Nothing worries parents more than a sick infant--especially when nobody can figure out what's wrong. For Asher Gould's parents, the uncertainty lasted for the first three years of their son's life. Asher's older brother Sam, now 10, has always been pretty healthy. But a couple of months after he was born, Asher started having trouble feeding and was spotting his diapers with blood. The pediatrician decided he had an allergy to milk. Then, at 9 months, he couldn't crawl or sit up. The diagnosis this time was hypotonia, a vague term that basically means "poor muscle tone." With physical therapy, Asher walked at 17 months, but then a month later he caught a cold--and overnight lost half his vocabulary. Nobody could figure out what was going on.

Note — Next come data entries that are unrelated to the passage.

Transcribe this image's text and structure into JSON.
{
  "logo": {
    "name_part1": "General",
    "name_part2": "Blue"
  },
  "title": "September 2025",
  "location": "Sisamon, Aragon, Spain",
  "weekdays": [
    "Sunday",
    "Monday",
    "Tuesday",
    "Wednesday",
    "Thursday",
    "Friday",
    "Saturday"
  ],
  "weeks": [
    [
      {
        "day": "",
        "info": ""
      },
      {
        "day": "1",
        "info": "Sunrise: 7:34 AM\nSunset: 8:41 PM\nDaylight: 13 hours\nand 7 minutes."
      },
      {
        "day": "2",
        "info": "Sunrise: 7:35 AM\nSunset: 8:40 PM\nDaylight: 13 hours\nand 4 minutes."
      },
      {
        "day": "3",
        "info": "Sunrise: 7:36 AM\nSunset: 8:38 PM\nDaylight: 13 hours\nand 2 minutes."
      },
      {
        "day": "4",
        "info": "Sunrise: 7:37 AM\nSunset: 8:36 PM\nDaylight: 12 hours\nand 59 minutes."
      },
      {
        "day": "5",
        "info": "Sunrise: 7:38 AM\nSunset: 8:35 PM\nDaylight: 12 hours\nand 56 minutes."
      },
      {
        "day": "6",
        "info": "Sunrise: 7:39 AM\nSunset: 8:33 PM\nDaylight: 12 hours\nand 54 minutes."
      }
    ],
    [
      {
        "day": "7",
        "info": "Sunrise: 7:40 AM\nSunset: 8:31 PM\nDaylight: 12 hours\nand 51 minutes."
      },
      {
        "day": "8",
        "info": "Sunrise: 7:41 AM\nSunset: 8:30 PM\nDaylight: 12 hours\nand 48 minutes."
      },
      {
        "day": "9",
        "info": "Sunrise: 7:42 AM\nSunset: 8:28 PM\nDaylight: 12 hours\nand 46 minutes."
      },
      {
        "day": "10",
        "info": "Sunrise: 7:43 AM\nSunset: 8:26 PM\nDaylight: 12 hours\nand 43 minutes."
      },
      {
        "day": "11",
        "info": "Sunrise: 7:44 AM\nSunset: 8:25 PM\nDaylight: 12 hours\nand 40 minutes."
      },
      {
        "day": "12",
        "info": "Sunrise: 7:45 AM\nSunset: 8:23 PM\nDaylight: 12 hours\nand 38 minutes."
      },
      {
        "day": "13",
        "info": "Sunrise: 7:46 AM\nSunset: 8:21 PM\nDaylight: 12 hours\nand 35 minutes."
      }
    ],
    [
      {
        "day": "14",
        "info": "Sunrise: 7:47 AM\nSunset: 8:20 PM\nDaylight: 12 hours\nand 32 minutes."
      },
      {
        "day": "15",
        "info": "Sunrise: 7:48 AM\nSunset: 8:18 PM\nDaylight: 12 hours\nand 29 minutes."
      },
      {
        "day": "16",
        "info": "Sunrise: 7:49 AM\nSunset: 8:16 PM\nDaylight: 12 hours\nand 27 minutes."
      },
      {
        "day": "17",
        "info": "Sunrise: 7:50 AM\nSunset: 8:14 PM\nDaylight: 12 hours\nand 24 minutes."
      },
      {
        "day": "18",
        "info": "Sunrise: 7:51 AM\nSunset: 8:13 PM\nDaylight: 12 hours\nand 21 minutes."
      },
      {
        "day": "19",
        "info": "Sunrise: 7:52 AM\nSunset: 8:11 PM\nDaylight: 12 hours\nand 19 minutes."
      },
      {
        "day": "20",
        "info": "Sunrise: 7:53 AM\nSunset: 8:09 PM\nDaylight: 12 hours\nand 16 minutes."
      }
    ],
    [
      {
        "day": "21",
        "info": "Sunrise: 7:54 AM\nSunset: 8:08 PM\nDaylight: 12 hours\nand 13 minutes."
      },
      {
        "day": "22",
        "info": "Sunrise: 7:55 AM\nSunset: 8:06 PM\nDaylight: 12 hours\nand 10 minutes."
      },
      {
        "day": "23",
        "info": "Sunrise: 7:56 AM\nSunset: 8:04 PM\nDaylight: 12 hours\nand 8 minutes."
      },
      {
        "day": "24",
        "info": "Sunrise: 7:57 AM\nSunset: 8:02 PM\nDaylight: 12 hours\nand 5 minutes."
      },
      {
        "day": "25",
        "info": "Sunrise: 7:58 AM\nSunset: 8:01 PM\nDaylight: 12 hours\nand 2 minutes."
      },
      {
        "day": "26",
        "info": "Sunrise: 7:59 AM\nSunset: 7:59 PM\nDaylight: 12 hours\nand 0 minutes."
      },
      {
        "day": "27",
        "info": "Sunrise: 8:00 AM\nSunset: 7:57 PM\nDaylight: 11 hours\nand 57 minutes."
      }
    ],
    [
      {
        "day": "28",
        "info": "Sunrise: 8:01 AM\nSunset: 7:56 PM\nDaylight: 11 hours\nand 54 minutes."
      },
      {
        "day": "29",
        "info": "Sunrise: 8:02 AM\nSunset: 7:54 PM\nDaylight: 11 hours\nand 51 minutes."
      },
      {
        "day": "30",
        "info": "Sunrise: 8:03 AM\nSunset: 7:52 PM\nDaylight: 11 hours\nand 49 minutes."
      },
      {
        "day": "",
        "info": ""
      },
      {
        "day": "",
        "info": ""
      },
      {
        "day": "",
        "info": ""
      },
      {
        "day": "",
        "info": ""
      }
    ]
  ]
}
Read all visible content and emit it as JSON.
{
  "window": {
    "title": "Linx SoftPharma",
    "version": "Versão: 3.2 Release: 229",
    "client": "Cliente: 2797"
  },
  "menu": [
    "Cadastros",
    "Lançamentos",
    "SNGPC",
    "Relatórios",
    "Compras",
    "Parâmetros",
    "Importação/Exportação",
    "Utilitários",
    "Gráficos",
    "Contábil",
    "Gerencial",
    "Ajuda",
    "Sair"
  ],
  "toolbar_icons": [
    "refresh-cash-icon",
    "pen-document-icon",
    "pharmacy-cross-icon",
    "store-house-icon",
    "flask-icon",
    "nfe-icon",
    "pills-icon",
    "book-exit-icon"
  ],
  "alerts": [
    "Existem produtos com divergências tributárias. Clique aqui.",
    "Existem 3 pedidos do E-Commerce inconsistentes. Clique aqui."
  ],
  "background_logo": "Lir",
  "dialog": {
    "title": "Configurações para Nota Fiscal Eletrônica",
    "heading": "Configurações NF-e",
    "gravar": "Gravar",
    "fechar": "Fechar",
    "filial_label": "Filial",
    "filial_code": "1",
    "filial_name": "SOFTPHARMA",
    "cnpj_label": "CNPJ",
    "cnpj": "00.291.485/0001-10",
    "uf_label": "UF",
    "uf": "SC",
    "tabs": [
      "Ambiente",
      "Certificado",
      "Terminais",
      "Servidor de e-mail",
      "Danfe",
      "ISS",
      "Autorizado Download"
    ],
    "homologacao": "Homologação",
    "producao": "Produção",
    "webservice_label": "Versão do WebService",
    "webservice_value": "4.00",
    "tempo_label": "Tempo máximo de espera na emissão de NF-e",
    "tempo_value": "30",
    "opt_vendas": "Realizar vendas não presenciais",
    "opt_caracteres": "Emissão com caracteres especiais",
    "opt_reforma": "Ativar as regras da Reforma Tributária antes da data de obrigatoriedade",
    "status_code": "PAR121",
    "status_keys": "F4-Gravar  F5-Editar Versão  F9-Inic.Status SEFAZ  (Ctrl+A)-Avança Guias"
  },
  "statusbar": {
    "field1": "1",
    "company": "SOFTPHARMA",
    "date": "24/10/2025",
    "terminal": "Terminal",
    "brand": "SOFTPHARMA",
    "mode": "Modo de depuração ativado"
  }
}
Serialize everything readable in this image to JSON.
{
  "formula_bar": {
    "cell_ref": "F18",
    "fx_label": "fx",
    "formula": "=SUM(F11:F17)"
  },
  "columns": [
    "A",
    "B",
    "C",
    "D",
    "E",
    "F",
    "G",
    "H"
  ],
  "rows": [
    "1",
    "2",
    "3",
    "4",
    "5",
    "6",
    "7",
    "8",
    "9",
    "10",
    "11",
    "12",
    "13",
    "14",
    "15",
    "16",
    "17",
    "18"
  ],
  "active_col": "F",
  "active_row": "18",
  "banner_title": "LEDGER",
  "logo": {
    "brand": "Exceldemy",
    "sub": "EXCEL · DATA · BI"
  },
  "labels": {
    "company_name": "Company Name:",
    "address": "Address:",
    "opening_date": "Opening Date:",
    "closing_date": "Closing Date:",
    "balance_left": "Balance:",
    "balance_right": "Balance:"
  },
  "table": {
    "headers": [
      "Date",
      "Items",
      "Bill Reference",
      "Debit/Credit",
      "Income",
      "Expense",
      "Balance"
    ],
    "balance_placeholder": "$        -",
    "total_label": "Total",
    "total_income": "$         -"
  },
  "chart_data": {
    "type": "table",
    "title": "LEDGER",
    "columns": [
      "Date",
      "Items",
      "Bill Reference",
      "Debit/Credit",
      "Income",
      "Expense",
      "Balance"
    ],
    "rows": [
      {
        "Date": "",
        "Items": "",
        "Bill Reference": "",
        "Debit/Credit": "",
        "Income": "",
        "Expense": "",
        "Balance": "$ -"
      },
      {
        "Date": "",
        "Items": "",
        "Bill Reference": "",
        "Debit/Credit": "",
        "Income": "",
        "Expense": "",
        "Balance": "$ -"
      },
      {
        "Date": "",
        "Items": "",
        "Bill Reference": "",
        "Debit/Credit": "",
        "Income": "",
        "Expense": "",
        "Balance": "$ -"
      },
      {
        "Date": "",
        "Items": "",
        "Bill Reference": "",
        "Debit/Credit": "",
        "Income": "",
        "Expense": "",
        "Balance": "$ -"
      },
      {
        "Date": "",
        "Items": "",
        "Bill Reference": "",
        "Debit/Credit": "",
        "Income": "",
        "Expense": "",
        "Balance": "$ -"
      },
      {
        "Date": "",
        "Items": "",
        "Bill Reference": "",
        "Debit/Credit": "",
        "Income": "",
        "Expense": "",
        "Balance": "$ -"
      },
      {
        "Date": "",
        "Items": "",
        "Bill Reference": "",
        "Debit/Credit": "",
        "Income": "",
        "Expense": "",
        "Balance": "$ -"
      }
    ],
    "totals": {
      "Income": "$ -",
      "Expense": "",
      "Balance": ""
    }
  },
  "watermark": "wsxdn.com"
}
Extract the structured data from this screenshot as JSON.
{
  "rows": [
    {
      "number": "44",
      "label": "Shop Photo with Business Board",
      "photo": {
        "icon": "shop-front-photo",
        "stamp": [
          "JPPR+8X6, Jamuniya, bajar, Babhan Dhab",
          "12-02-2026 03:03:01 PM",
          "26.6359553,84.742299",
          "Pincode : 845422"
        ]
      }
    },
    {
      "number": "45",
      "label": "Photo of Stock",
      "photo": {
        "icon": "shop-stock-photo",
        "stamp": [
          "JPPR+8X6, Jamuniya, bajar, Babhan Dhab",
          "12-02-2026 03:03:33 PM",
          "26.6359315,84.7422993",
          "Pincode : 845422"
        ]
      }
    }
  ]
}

Asher was almost 3 when he began preschool, and that's when the phone started ringing. He was falling down at school. He became weaker and weaker. And after a mild flu, he stopped eating. By Christmas he was emaciated, but with a big, distended belly. His intestines had all but stopped working, and nobody could figure out why. Maybe it was myopathy (a muscle disease) or some sort of nerve-wasting disorder. "Don't try to figure it out," advised a doctor. "Just put in a feeding tube."
But Asher's parents--Anne Reckling, a child psychologist, and David Gould, an administrator at a private school in Columbus, Ohio--were determined to get to the bottom of it. On the urging of someone on a myopathy e-mail discussion list, they went to see Dr. John Shoffner, a neurologist and geneticist at Horizon Molecular Medicine, a private group in Atlanta. A few weeks later, a fax arrived with Shoffner's diagnosis. Asher was suffering from a type of mitochondrial disease.
If the term is unfamiliar, that's no surprise. "When I began working on mitochondrial disease back in the '80s," says Shoffner, "people were still arguing over whether it even existed." Nobody is arguing about that anymore. In fact, doctors have now identified hundreds of different subtypes of the disorder. What they all have in common is a malfunction of the mitochondria--tiny substructures, or organelles, found inside every cell in the body. Their job is to convert food into a chemical called ATP that cells use for energy. When they go bad, all sorts of havoc is wreaked on the body. Depending on which types of cells are affected, mitochondrial disease can cause muscle wasting, nerve damage, seizures, stroke, blindness, deafness and more.
Officially, as many as 2 million Americans suffer from mitochondrial disease. But because defects in the mitochondria may underlie an astonishing range of very familiar illnesses, researchers are beginning to suspect that the real number is vastly higher. In the past few weeks alone, reports have come out in Cell, Nature and the Journal of Neuroscience implicating the mitochondria as factors in diseases such as Alzheimer's and Parkinson's. Indeed, says Dr. Vamsi Mootha, a Harvard Medical School researcher who won a MacArthur Foundation "genius" grant in 2004 for his work on mitochondria, "it looks like they're really important in diabetes, hypertension and many other common diseases--even in the aging process itself."